It's opening Sunday of the new NFL season, and the New York Jets are taking on the Buffalo Bills in MetLife Stadium. After the Jets go three-and-out on their first possession, running from the sidelines in his new colors of green and white is the savior himself, Tim Tebow.
Tebow takes the field. Jet fans go crazy in the stands, and they're yelling in excitement because the man who saved the Denver Broncos last year is about to do the same and bring the Jets back to the promise land.
But wait, what's this? Tebow is not behind center. He's about five yards away from center and to the left.
T.J. Conley takes the ball and punts it away? What is this blasphemy? Why isn't Tebow taking the ball and running with it? Special Teams coach Mike Westhoff should be fired for this atrocity!
The Bills take the ball at the 20-yard line, and Tebow trots back to the sidelines. Tebow Time has run its course up until this point.
But fear not, for if the Jets offense can't get anything going for the game, you get to see more of the man himself get his playing time.
And that's Tim Tebow's new role for the New York Jets in a nutshell.
Tebow haters are rejoicing today, simply because the man they can't stand when he wins ballgames is going to have a new role in the New York offense: special teams. But not just any kind of special teams—we're talking about being, simply put, the fullback in the Jets' punt package.
Never before has a punt coverage team gotten so much publicity, but there's a hunch that the New York media photographers are drooling at the bits, hoping to get the first picture of Tebow as the guy that blocks the oncoming rush of defenders looking to block the punt.
Can one truly make the Pro Bowl for being a punt protector? I suppose we'll find out when fans questionably vote for the game's players later on in the season.
This situation, however, proves how comical anything relating to Tebow has become. Skip Bayless is probably rolling over in his grave right now, knowing once again that a team doesn't have faith in this man that can't throw a football accurately to save his life.
The Jets will utilize Tebow in the way that many general managers and coaches envisioned using him in an offense—someone who's going to block and maybe run with the ball, but he's not going to pass it any time soon.
Tebow can say that all he wants is to play the game, but at the end of the day, he knows that he just got the short end of the stick. He went from a guy who led the Broncos to a playoff win last year, to someone who will come onto the field for only one down, relax and maybe have a pina colada or two.
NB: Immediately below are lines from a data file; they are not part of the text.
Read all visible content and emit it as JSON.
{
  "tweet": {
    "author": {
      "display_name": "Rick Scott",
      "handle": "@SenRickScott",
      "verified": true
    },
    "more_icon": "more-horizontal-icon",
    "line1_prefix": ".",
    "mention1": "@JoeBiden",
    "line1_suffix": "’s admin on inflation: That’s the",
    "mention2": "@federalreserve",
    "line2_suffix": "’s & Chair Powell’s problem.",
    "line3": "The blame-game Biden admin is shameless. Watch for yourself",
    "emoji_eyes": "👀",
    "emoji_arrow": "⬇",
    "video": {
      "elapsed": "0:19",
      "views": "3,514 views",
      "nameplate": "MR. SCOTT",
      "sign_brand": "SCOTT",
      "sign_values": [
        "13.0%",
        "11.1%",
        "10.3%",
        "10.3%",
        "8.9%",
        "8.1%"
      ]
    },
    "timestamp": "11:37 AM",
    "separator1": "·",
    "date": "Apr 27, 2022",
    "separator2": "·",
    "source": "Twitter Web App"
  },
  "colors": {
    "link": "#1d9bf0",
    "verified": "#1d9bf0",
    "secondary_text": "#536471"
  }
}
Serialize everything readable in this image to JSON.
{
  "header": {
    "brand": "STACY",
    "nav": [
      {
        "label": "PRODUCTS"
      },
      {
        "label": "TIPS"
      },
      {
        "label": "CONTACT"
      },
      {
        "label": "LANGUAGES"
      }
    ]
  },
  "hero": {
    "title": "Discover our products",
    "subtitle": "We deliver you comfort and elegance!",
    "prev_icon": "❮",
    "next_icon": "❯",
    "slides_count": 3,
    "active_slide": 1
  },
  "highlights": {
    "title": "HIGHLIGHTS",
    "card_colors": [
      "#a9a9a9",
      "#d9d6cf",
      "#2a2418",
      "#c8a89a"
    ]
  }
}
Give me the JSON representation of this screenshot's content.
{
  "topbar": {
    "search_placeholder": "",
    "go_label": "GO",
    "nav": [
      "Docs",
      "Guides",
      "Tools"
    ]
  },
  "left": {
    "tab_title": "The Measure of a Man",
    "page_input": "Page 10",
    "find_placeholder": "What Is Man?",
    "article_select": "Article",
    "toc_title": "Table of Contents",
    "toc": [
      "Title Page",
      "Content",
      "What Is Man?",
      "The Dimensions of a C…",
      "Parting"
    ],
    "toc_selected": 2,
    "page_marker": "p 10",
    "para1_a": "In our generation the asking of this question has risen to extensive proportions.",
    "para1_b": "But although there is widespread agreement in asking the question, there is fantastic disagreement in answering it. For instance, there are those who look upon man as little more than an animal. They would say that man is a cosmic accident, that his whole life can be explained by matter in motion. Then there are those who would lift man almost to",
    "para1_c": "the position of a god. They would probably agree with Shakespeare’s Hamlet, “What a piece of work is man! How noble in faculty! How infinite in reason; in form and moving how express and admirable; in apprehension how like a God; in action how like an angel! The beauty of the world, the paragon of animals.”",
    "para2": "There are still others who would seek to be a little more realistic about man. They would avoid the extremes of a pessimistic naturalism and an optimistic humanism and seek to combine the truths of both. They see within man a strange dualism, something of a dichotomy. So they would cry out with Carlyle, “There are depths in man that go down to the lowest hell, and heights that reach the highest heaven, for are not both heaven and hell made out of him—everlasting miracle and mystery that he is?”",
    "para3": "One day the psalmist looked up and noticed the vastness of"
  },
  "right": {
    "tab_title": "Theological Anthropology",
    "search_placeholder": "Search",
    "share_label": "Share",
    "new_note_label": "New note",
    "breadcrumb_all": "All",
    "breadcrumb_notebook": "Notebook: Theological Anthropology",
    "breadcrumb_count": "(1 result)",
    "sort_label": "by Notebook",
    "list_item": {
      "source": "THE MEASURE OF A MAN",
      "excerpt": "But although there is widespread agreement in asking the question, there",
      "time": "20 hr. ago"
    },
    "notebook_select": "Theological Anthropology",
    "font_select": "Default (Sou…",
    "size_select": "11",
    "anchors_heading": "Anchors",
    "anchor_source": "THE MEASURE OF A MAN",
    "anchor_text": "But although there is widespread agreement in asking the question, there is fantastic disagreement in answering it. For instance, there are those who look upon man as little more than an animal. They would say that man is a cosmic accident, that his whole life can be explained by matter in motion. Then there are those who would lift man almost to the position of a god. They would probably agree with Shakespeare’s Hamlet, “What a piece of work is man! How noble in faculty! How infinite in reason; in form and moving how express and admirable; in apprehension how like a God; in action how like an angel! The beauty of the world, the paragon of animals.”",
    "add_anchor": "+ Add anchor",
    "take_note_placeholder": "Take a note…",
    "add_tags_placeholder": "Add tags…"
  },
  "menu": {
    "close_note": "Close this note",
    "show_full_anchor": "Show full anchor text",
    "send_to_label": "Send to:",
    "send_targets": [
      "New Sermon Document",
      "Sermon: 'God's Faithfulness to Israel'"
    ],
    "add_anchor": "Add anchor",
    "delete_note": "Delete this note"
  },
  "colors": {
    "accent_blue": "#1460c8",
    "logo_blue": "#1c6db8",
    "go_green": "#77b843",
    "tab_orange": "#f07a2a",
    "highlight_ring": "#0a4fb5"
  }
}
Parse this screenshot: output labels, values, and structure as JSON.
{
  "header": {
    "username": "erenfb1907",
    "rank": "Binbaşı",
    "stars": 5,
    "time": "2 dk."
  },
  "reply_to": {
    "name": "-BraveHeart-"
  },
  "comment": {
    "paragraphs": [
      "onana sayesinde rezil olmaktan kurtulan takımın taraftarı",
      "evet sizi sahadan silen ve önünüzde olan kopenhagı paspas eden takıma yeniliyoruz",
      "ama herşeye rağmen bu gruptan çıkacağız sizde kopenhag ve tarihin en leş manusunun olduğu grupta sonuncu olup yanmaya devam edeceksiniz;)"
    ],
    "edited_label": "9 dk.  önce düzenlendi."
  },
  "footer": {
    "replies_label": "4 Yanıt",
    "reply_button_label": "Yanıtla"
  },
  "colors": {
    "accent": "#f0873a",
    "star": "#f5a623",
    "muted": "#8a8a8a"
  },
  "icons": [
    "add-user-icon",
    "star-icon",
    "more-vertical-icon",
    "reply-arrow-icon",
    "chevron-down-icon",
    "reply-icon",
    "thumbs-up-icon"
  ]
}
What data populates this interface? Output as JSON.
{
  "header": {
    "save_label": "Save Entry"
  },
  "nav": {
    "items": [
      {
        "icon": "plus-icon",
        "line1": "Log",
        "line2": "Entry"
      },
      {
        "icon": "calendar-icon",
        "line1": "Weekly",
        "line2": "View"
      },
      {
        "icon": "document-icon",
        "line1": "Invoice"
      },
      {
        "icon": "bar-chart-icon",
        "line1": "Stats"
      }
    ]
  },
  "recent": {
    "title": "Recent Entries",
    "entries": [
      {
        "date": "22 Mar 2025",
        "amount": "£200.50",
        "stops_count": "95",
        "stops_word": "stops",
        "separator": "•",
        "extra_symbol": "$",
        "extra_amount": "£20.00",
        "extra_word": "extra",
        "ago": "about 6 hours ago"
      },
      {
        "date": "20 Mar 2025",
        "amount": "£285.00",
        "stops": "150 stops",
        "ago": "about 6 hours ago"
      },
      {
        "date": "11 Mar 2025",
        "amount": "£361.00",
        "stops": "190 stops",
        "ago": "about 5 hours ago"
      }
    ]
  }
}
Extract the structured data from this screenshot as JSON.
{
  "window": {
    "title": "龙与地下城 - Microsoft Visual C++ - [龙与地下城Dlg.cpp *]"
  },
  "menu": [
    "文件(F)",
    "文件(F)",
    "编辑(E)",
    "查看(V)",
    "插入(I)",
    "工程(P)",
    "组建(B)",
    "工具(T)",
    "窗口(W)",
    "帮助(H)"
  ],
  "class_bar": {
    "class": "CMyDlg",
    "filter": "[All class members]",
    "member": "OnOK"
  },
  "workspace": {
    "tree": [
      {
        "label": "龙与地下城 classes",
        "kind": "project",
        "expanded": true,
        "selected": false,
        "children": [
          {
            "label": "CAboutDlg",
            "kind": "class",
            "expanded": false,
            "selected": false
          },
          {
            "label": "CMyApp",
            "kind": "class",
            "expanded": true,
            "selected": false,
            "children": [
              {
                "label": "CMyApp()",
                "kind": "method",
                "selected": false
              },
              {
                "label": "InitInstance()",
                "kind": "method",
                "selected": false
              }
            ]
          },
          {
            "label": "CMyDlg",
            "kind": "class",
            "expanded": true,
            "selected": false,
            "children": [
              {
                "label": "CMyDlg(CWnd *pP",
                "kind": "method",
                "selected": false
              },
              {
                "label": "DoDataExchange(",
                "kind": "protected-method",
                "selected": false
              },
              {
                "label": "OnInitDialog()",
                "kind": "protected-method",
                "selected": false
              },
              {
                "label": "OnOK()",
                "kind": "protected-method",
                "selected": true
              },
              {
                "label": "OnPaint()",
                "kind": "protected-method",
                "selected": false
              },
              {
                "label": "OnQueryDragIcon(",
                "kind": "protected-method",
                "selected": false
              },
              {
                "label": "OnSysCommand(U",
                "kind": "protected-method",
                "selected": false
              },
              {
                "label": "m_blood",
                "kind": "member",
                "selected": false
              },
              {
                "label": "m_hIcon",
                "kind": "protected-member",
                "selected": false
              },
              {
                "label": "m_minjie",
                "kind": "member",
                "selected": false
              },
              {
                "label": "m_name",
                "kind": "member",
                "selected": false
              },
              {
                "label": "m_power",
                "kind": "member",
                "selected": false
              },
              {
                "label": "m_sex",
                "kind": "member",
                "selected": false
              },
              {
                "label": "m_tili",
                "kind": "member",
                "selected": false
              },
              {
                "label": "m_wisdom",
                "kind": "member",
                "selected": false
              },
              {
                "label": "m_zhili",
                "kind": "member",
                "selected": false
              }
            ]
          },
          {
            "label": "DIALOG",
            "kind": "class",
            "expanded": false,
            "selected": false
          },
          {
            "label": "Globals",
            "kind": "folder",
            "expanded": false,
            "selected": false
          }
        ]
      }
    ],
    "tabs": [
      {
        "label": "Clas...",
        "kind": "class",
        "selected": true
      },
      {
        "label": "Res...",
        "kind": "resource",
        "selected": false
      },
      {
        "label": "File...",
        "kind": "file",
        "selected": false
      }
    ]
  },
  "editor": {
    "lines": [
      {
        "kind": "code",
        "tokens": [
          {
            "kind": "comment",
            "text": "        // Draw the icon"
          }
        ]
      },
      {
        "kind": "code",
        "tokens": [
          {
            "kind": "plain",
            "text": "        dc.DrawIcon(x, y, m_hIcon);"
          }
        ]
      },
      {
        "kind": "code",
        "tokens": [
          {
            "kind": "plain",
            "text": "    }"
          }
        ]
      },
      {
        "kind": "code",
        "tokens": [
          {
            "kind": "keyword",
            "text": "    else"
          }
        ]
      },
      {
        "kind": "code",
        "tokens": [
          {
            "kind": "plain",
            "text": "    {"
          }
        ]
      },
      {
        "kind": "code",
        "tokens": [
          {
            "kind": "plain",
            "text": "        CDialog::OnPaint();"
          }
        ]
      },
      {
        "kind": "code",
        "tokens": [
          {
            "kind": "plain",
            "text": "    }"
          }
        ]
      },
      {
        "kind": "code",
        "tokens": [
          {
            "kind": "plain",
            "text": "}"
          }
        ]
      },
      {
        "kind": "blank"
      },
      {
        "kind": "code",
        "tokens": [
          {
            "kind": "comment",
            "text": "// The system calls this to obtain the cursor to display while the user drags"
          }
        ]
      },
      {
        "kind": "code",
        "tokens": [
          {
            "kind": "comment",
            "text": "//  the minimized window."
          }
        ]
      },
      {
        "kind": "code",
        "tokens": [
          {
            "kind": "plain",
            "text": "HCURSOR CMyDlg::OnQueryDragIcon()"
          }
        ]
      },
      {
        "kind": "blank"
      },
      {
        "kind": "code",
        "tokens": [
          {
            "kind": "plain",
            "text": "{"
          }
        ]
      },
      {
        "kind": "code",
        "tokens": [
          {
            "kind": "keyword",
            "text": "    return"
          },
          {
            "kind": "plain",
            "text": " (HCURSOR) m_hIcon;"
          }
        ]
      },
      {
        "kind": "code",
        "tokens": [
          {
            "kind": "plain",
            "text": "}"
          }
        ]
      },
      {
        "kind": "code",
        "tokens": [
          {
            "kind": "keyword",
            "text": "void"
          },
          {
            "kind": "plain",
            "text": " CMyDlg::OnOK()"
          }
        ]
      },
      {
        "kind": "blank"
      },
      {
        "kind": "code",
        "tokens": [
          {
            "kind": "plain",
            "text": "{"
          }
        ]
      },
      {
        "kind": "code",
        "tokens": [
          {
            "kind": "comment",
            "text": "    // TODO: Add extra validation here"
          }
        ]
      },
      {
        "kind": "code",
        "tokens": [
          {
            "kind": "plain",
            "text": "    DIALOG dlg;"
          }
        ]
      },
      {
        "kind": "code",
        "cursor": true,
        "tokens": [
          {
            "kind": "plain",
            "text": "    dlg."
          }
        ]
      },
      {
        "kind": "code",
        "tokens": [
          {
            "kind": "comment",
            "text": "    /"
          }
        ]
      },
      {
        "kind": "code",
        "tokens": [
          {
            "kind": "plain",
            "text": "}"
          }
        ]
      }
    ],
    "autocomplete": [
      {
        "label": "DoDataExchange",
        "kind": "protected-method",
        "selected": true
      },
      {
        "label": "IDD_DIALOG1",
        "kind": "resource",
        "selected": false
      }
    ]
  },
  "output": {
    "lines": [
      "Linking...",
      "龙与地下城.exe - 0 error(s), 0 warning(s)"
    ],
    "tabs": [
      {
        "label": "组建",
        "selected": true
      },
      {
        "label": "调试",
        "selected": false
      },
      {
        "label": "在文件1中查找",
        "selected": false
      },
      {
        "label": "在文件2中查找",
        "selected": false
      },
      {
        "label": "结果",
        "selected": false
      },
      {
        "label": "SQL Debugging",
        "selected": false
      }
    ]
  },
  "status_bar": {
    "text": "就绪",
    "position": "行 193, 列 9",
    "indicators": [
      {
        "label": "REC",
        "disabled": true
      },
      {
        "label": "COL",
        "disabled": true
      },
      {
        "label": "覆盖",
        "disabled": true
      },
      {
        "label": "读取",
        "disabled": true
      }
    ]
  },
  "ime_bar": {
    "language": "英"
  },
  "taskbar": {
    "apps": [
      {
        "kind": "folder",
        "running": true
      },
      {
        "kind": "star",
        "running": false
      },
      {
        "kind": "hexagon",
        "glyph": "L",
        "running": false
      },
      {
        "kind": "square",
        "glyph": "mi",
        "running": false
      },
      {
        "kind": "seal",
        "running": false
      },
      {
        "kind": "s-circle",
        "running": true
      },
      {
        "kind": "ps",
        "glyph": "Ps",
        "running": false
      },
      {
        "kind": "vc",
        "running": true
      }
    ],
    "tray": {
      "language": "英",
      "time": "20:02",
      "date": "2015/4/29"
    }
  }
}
This also can be a great thing for Mark Sanchez, knowing that, for the moment, he won't have to worry about Tebow gunning for his job. And it shows that the Jets are completely confident in Sanchez and they believe he can lead New York to a Super Bowl.
With a clear conscience, Sanchez may do some great things this year.
But will people be talking about Sanchez and his ability to be a really good quarterback? No.
The media will be analyzing each movement that Tim Tebow makes—as a punt protector. Can you imagine ESPN analyzing each block he makes?
If they're not allowed to do that, then that just means less Tebow talk down the road.
Which I'm very content with.